TRY IT:
Within the listing below, count the lines that have the string "Documents". Answer with that number only.

MATERIAL FOR THE TASK:
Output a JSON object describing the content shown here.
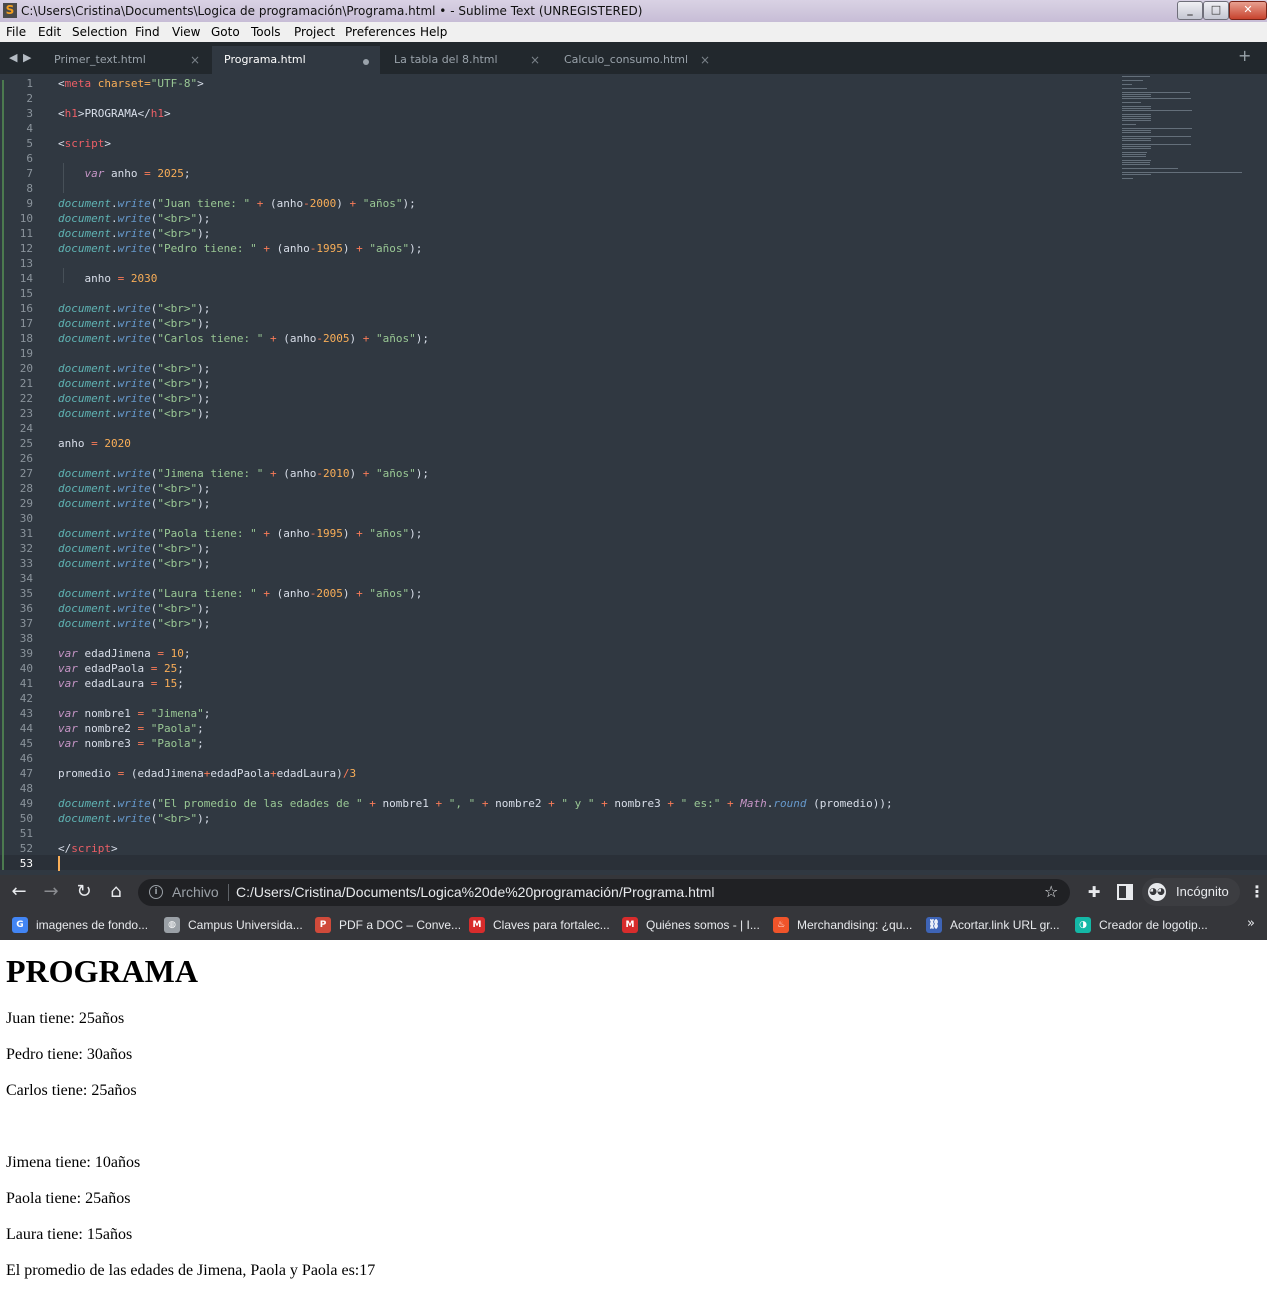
{
  "sublime": {
    "window_title": "C:\\Users\\Cristina\\Documents\\Logica de programación\\Programa.html • - Sublime Text (UNREGISTERED)",
    "menu": [
      "File",
      "Edit",
      "Selection",
      "Find",
      "View",
      "Goto",
      "Tools",
      "Project",
      "Preferences",
      "Help"
    ],
    "tabs": [
      {
        "label": "Primer_text.html",
        "active": false,
        "dirty": false
      },
      {
        "label": "Programa.html",
        "active": true,
        "dirty": true
      },
      {
        "label": "La tabla del 8.html",
        "active": false,
        "dirty": false
      },
      {
        "label": "Calculo_consumo.html",
        "active": false,
        "dirty": false
      }
    ],
    "current_line": 53,
    "code": [
      [
        [
          "<",
          "#d8dee9"
        ],
        [
          "meta",
          "#ec5f66"
        ],
        [
          " charset=",
          "#f9ae58"
        ],
        [
          "\"UTF-8\"",
          "#99c794"
        ],
        [
          ">",
          "#d8dee9"
        ]
      ],
      [],
      [
        [
          "<",
          "#d8dee9"
        ],
        [
          "h1",
          "#ec5f66"
        ],
        [
          ">PROGRAMA</",
          "#d8dee9"
        ],
        [
          "h1",
          "#ec5f66"
        ],
        [
          ">",
          "#d8dee9"
        ]
      ],
      [],
      [
        [
          "<",
          "#d8dee9"
        ],
        [
          "script",
          "#ec5f66"
        ],
        [
          ">",
          "#d8dee9"
        ]
      ],
      [],
      [
        [
          "    ",
          "#d8dee9"
        ],
        [
          "var",
          "#c695c6"
        ],
        [
          " anho ",
          "#d8dee9"
        ],
        [
          "=",
          "#f97b58"
        ],
        [
          " ",
          "#d8dee9"
        ],
        [
          "2025",
          "#f9ae58"
        ],
        [
          ";",
          "#d8dee9"
        ]
      ],
      [],
      [
        [
          "document",
          "#5fb4b4"
        ],
        [
          ".",
          "#d8dee9"
        ],
        [
          "write",
          "#6699cc"
        ],
        [
          "(",
          "#d8dee9"
        ],
        [
          "\"Juan tiene: \"",
          "#99c794"
        ],
        [
          " ",
          "#d8dee9"
        ],
        [
          "+",
          "#f97b58"
        ],
        [
          " (anho",
          "#d8dee9"
        ],
        [
          "-",
          "#f97b58"
        ],
        [
          "2000",
          "#f9ae58"
        ],
        [
          ") ",
          "#d8dee9"
        ],
        [
          "+",
          "#f97b58"
        ],
        [
          " ",
          "#d8dee9"
        ],
        [
          "\"años\"",
          "#99c794"
        ],
        [
          ");",
          "#d8dee9"
        ]
      ],
      [
        [
          "document",
          "#5fb4b4"
        ],
        [
          ".",
          "#d8dee9"
        ],
        [
          "write",
          "#6699cc"
        ],
        [
          "(",
          "#d8dee9"
        ],
        [
          "\"<br>\"",
          "#99c794"
        ],
        [
          ");",
          "#d8dee9"
        ]
      ],
      [
        [
          "document",
          "#5fb4b4"
        ],
        [
          ".",
          "#d8dee9"
        ],
        [
          "write",
          "#6699cc"
        ],
        [
          "(",
          "#d8dee9"
        ],
        [
          "\"<br>\"",
          "#99c794"
        ],
        [
          ");",
          "#d8dee9"
        ]
      ],
      [
        [
          "document",
          "#5fb4b4"
        ],
        [
          ".",
          "#d8dee9"
        ],
        [
          "write",
          "#6699cc"
        ],
        [
          "(",
          "#d8dee9"
        ],
        [
          "\"Pedro tiene: \"",
          "#99c794"
        ],
        [
          " ",
          "#d8dee9"
        ],
        [
          "+",
          "#f97b58"
        ],
        [
          " (anho",
          "#d8dee9"
        ],
        [
          "-",
          "#f97b58"
        ],
        [
          "1995",
          "#f9ae58"
        ],
        [
          ") ",
          "#d8dee9"
        ],
        [
          "+",
          "#f97b58"
        ],
        [
          " ",
          "#d8dee9"
        ],
        [
          "\"años\"",
          "#99c794"
        ],
        [
          ");",
          "#d8dee9"
        ]
      ],
      [],
      [
        [
          "    anho ",
          "#d8dee9"
        ],
        [
          "=",
          "#f97b58"
        ],
        [
          " ",
          "#d8dee9"
        ],
        [
          "2030",
          "#f9ae58"
        ]
      ],
      [],
      [
        [
          "document",
          "#5fb4b4"
        ],
        [
          ".",
          "#d8dee9"
        ],
        [
          "write",
          "#6699cc"
        ],
        [
          "(",
          "#d8dee9"
        ],
        [
          "\"<br>\"",
          "#99c794"
        ],
        [
          ");",
          "#d8dee9"
        ]
      ],
      [
        [
          "document",
          "#5fb4b4"
        ],
        [
          ".",
          "#d8dee9"
        ],
        [
          "write",
          "#6699cc"
        ],
        [
          "(",
          "#d8dee9"
        ],
        [
          "\"<br>\"",
          "#99c794"
        ],
        [
          ");",
          "#d8dee9"
        ]
      ],
      [
        [
          "document",
          "#5fb4b4"
        ],
        [
          ".",
          "#d8dee9"
        ],
        [
          "write",
          "#6699cc"
        ],
        [
          "(",
          "#d8dee9"
        ],
        [
          "\"Carlos tiene: \"",
          "#99c794"
        ],
        [
          " ",
          "#d8dee9"
        ],
        [
          "+",
          "#f97b58"
        ],
        [
          " (anho",
          "#d8dee9"
        ],
        [
          "-",
          "#f97b58"
        ],
        [
          "2005",
          "#f9ae58"
        ],
        [
          ") ",
          "#d8dee9"
        ],
        [
          "+",
          "#f97b58"
        ],
        [
          " ",
          "#d8dee9"
        ],
        [
          "\"años\"",
          "#99c794"
        ],
        [
          ");",
          "#d8dee9"
        ]
      ],
      [],
      [
        [
          "document",
          "#5fb4b4"
        ],
        [
          ".",
          "#d8dee9"
        ],
        [
          "write",
          "#6699cc"
        ],
        [
          "(",
          "#d8dee9"
        ],
        [
          "\"<br>\"",
          "#99c794"
        ],
        [
          ");",
          "#d8dee9"
        ]
      ],
      [
        [
          "document",
          "#5fb4b4"
        ],
        [
          ".",
          "#d8dee9"
        ],
        [
          "write",
          "#6699cc"
        ],
        [
          "(",
          "#d8dee9"
        ],
        [
          "\"<br>\"",
          "#99c794"
        ],
        [
          ");",
          "#d8dee9"
        ]
      ],
      [
        [
          "document",
          "#5fb4b4"
        ],
        [
          ".",
          "#d8dee9"
        ],
        [
          "write",
          "#6699cc"
        ],
        [
          "(",
          "#d8dee9"
        ],
        [
          "\"<br>\"",
          "#99c794"
        ],
        [
          ");",
          "#d8dee9"
        ]
      ],
      [
        [
          "document",
          "#5fb4b4"
        ],
        [
          ".",
          "#d8dee9"
        ],
        [
          "write",
          "#6699cc"
        ],
        [
          "(",
          "#d8dee9"
        ],
        [
          "\"<br>\"",
          "#99c794"
        ],
        [
          ");",
          "#d8dee9"
        ]
      ],
      [],
      [
        [
          "anho ",
          "#d8dee9"
        ],
        [
          "=",
          "#f97b58"
        ],
        [
          " ",
          "#d8dee9"
        ],
        [
          "2020",
          "#f9ae58"
        ]
      ],
      [],
      [
        [
          "document",
          "#5fb4b4"
        ],
        [
          ".",
          "#d8dee9"
        ],
        [
          "write",
          "#6699cc"
        ],
        [
          "(",
          "#d8dee9"
        ],
        [
          "\"Jimena tiene: \"",
          "#99c794"
        ],
        [
          " ",
          "#d8dee9"
        ],
        [
          "+",
          "#f97b58"
        ],
        [
          " (anho",
          "#d8dee9"
        ],
        [
          "-",
          "#f97b58"
        ],
        [
          "2010",
          "#f9ae58"
        ],
        [
          ") ",
          "#d8dee9"
        ],
        [
          "+",
          "#f97b58"
        ],
        [
          " ",
          "#d8dee9"
        ],
        [
          "\"años\"",
          "#99c794"
        ],
        [
          ");",
          "#d8dee9"
        ]
      ],
      [
        [
          "document",
          "#5fb4b4"
        ],
        [
          ".",
          "#d8dee9"
        ],
        [
          "write",
          "#6699cc"
        ],
        [
          "(",
          "#d8dee9"
        ],
        [
          "\"<br>\"",
          "#99c794"
        ],
        [
          ");",
          "#d8dee9"
        ]
      ],
      [
        [
          "document",
          "#5fb4b4"
        ],
        [
          ".",
          "#d8dee9"
        ],
        [
          "write",
          "#6699cc"
        ],
        [
          "(",
          "#d8dee9"
        ],
        [
          "\"<br>\"",
          "#99c794"
        ],
        [
          ");",
          "#d8dee9"
        ]
      ],
      [],
      [
        [
          "document",
          "#5fb4b4"
        ],
        [
          ".",
          "#d8dee9"
        ],
        [
          "write",
          "#6699cc"
        ],
        [
          "(",
          "#d8dee9"
        ],
        [
          "\"Paola tiene: \"",
          "#99c794"
        ],
        [
          " ",
          "#d8dee9"
        ],
        [
          "+",
          "#f97b58"
        ],
        [
          " (anho",
          "#d8dee9"
        ],
        [
          "-",
          "#f97b58"
        ],
        [
          "1995",
          "#f9ae58"
        ],
        [
          ") ",
          "#d8dee9"
        ],
        [
          "+",
          "#f97b58"
        ],
        [
          " ",
          "#d8dee9"
        ],
        [
          "\"años\"",
          "#99c794"
        ],
        [
          ");",
          "#d8dee9"
        ]
      ],
      [
        [
          "document",
          "#5fb4b4"
        ],
        [
          ".",
          "#d8dee9"
        ],
        [
          "write",
          "#6699cc"
        ],
        [
          "(",
          "#d8dee9"
        ],
        [
          "\"<br>\"",
          "#99c794"
        ],
        [
          ");",
          "#d8dee9"
        ]
      ],
      [
        [
          "document",
          "#5fb4b4"
        ],
        [
          ".",
          "#d8dee9"
        ],
        [
          "write",
          "#6699cc"
        ],
        [
          "(",
          "#d8dee9"
        ],
        [
          "\"<br>\"",
          "#99c794"
        ],
        [
          ");",
          "#d8dee9"
        ]
      ],
      [],
      [
        [
          "document",
          "#5fb4b4"
        ],
        [
          ".",
          "#d8dee9"
        ],
        [
          "write",
          "#6699cc"
        ],
        [
          "(",
          "#d8dee9"
        ],
        [
          "\"Laura tiene: \"",
          "#99c794"
        ],
        [
          " ",
          "#d8dee9"
        ],
        [
          "+",
          "#f97b58"
        ],
        [
          " (anho",
          "#d8dee9"
        ],
        [
          "-",
          "#f97b58"
        ],
        [
          "2005",
          "#f9ae58"
        ],
        [
          ") ",
          "#d8dee9"
        ],
        [
          "+",
          "#f97b58"
        ],
        [
          " ",
          "#d8dee9"
        ],
        [
          "\"años\"",
          "#99c794"
        ],
        [
          ");",
          "#d8dee9"
        ]
      ],
      [
        [
          "document",
          "#5fb4b4"
        ],
        [
          ".",
          "#d8dee9"
        ],
        [
          "write",
          "#6699cc"
        ],
        [
          "(",
          "#d8dee9"
        ],
        [
          "\"<br>\"",
          "#99c794"
        ],
        [
          ");",
          "#d8dee9"
        ]
      ],
      [
        [
          "document",
          "#5fb4b4"
        ],
        [
          ".",
          "#d8dee9"
        ],
        [
          "write",
          "#6699cc"
        ],
        [
          "(",
          "#d8dee9"
        ],
        [
          "\"<br>\"",
          "#99c794"
        ],
        [
          ");",
          "#d8dee9"
        ]
      ],
      [],
      [
        [
          "var",
          "#c695c6"
        ],
        [
          " edadJimena ",
          "#d8dee9"
        ],
        [
          "=",
          "#f97b58"
        ],
        [
          " ",
          "#d8dee9"
        ],
        [
          "10",
          "#f9ae58"
        ],
        [
          ";",
          "#d8dee9"
        ]
      ],
      [
        [
          "var",
          "#c695c6"
        ],
        [
          " edadPaola ",
          "#d8dee9"
        ],
        [
          "=",
          "#f97b58"
        ],
        [
          " ",
          "#d8dee9"
        ],
        [
          "25",
          "#f9ae58"
        ],
        [
          ";",
          "#d8dee9"
        ]
      ],
      [
        [
          "var",
          "#c695c6"
        ],
        [
          " edadLaura ",
          "#d8dee9"
        ],
        [
          "=",
          "#f97b58"
        ],
        [
          " ",
          "#d8dee9"
        ],
        [
          "15",
          "#f9ae58"
        ],
        [
          ";",
          "#d8dee9"
        ]
      ],
      [],
      [
        [
          "var",
          "#c695c6"
        ],
        [
          " nombre1 ",
          "#d8dee9"
        ],
        [
          "=",
          "#f97b58"
        ],
        [
          " ",
          "#d8dee9"
        ],
        [
          "\"Jimena\"",
          "#99c794"
        ],
        [
          ";",
          "#d8dee9"
        ]
      ],
      [
        [
          "var",
          "#c695c6"
        ],
        [
          " nombre2 ",
          "#d8dee9"
        ],
        [
          "=",
          "#f97b58"
        ],
        [
          " ",
          "#d8dee9"
        ],
        [
          "\"Paola\"",
          "#99c794"
        ],
        [
          ";",
          "#d8dee9"
        ]
      ],
      [
        [
          "var",
          "#c695c6"
        ],
        [
          " nombre3 ",
          "#d8dee9"
        ],
        [
          "=",
          "#f97b58"
        ],
        [
          " ",
          "#d8dee9"
        ],
        [
          "\"Paola\"",
          "#99c794"
        ],
        [
          ";",
          "#d8dee9"
        ]
      ],
      [],
      [
        [
          "promedio ",
          "#d8dee9"
        ],
        [
          "=",
          "#f97b58"
        ],
        [
          " (edadJimena",
          "#d8dee9"
        ],
        [
          "+",
          "#f97b58"
        ],
        [
          "edadPaola",
          "#d8dee9"
        ],
        [
          "+",
          "#f97b58"
        ],
        [
          "edadLaura)",
          "#d8dee9"
        ],
        [
          "/",
          "#f97b58"
        ],
        [
          "3",
          "#f9ae58"
        ]
      ],
      [],
      [
        [
          "document",
          "#5fb4b4"
        ],
        [
          ".",
          "#d8dee9"
        ],
        [
          "write",
          "#6699cc"
        ],
        [
          "(",
          "#d8dee9"
        ],
        [
          "\"El promedio de las edades de \"",
          "#99c794"
        ],
        [
          " ",
          "#d8dee9"
        ],
        [
          "+",
          "#f97b58"
        ],
        [
          " nombre1 ",
          "#d8dee9"
        ],
        [
          "+",
          "#f97b58"
        ],
        [
          " ",
          "#d8dee9"
        ],
        [
          "\", \"",
          "#99c794"
        ],
        [
          " ",
          "#d8dee9"
        ],
        [
          "+",
          "#f97b58"
        ],
        [
          " nombre2 ",
          "#d8dee9"
        ],
        [
          "+",
          "#f97b58"
        ],
        [
          " ",
          "#d8dee9"
        ],
        [
          "\" y \"",
          "#99c794"
        ],
        [
          " ",
          "#d8dee9"
        ],
        [
          "+",
          "#f97b58"
        ],
        [
          " nombre3 ",
          "#d8dee9"
        ],
        [
          "+",
          "#f97b58"
        ],
        [
          " ",
          "#d8dee9"
        ],
        [
          "\" es:\"",
          "#99c794"
        ],
        [
          " ",
          "#d8dee9"
        ],
        [
          "+",
          "#f97b58"
        ],
        [
          " ",
          "#d8dee9"
        ],
        [
          "Math",
          "#c695c6"
        ],
        [
          ".",
          "#d8dee9"
        ],
        [
          "round",
          "#6699cc"
        ],
        [
          " (promedio));",
          "#d8dee9"
        ]
      ],
      [
        [
          "document",
          "#5fb4b4"
        ],
        [
          ".",
          "#d8dee9"
        ],
        [
          "write",
          "#6699cc"
        ],
        [
          "(",
          "#d8dee9"
        ],
        [
          "\"<br>\"",
          "#99c794"
        ],
        [
          ");",
          "#d8dee9"
        ]
      ],
      [],
      [
        [
          "</",
          "#d8dee9"
        ],
        [
          "script",
          "#ec5f66"
        ],
        [
          ">",
          "#d8dee9"
        ]
      ],
      []
    ]
  },
  "browser": {
    "scheme_label": "Archivo",
    "url": "C:/Users/Cristina/Documents/Logica%20de%20programación/Programa.html",
    "incognito_label": "Incógnito",
    "bookmarks": [
      {
        "label": "imagenes de fondo...",
        "icon": "google-icon",
        "color": "#4285f4"
      },
      {
        "label": "Campus Universida...",
        "icon": "globe-icon",
        "color": "#9aa0a6"
      },
      {
        "label": "PDF a DOC – Conve...",
        "icon": "pdf-doc-icon",
        "color": "#d04a3a"
      },
      {
        "label": "Claves para fortalec...",
        "icon": "m-logo-icon",
        "color": "#d82c2c"
      },
      {
        "label": "Quiénes somos - | I...",
        "icon": "m-logo-icon",
        "color": "#d82c2c"
      },
      {
        "label": "Merchandising: ¿qu...",
        "icon": "flame-icon",
        "color": "#f0542a"
      },
      {
        "label": "Acortar.link URL gr...",
        "icon": "link-shortener-icon",
        "color": "#3e64b6"
      },
      {
        "label": "Creador de logotip...",
        "icon": "logo-maker-icon",
        "color": "#14b8a6"
      }
    ]
  },
  "page": {
    "heading": "PROGRAMA",
    "lines": [
      "Juan tiene: 25años",
      "Pedro tiene: 30años",
      "Carlos tiene: 25años",
      "Jimena tiene: 10años",
      "Paola tiene: 25años",
      "Laura tiene: 15años",
      "El promedio de las edades de Jimena, Paola y Paola es:17"
    ]
  }
}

TASK OUTPUT:
2